eclipse – autocomplete has stopped working with android sdk – Stack Overflow.

How to find unused resources in your Android project

UPDATE:

This was written prior to the release of Android Lint, so it’s no longer really necessary. Running lint will do the same thing.

Design changes!
They happen all the time. At least they do on our project, and let’s face it, designers don’t always stick to naming conventions meant to prevent asset duplication.
In any case, i’m not casting blame. Orphaned resources happen pretty easily. Luckily there’s a great tool to help you keep track of the stuff in your project that’s not being used.
With it you can find unused strings in your android project.
Find unused raw assets in your android project.
Find unused drawables in your android project.
Find unused layouts in your android project.

Check it out!
android-unused-resources – Android Unused Resource Detector – Google Project Hosting

android-unused-resources – Android Unused Resource Detector – Google Project Hosting.

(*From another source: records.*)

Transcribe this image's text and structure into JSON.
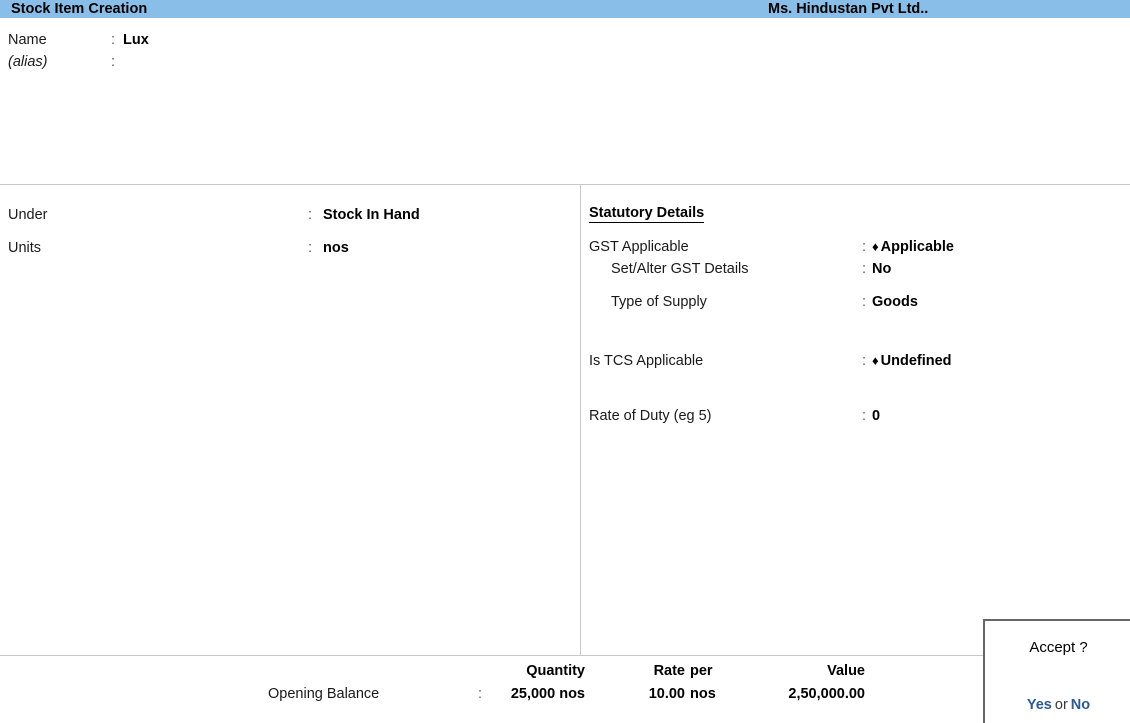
{
  "titlebar": {
    "screen_title": "Stock Item Creation",
    "company_name": "Ms. Hindustan Pvt Ltd..",
    "bg_color": "#88bee8"
  },
  "header": {
    "name_label": "Name",
    "name_value": "Lux",
    "alias_label": "(alias)",
    "alias_value": "",
    "colon": ":"
  },
  "left_panel": {
    "under_label": "Under",
    "under_value": "Stock In Hand",
    "units_label": "Units",
    "units_value": "nos",
    "colon": ":"
  },
  "statutory": {
    "heading": "Statutory Details",
    "colon": ":",
    "diamond": "♦",
    "rows": [
      {
        "label": "GST Applicable",
        "value": "Applicable",
        "has_marker": true
      },
      {
        "label": "Set/Alter GST Details",
        "value": "No",
        "has_marker": false
      },
      {
        "label": "Type of Supply",
        "value": "Goods",
        "has_marker": false
      },
      {
        "label": "Is TCS Applicable",
        "value": "Undefined",
        "has_marker": true
      },
      {
        "label": "Rate of Duty (eg 5)",
        "value": "0",
        "has_marker": false
      }
    ]
  },
  "opening_balance": {
    "row_label": "Opening Balance",
    "colon": ":",
    "columns": [
      "Quantity",
      "Rate",
      "per",
      "Value"
    ],
    "values": [
      "25,000 nos",
      "10.00",
      "nos",
      "2,50,000.00"
    ]
  },
  "accept_dialog": {
    "title": "Accept ?",
    "yes_label": "Yes",
    "or_label": "or",
    "no_label": "No",
    "link_color": "#2a5a9c"
  }
}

It does have some imperfections. You’ll sometimes get false positives. For example:
If you’re getting a dynamic reference to a resource, this tool won’t catch that (not that I would expect it to). But that’s just a minor thing.
Anyway thanks @google!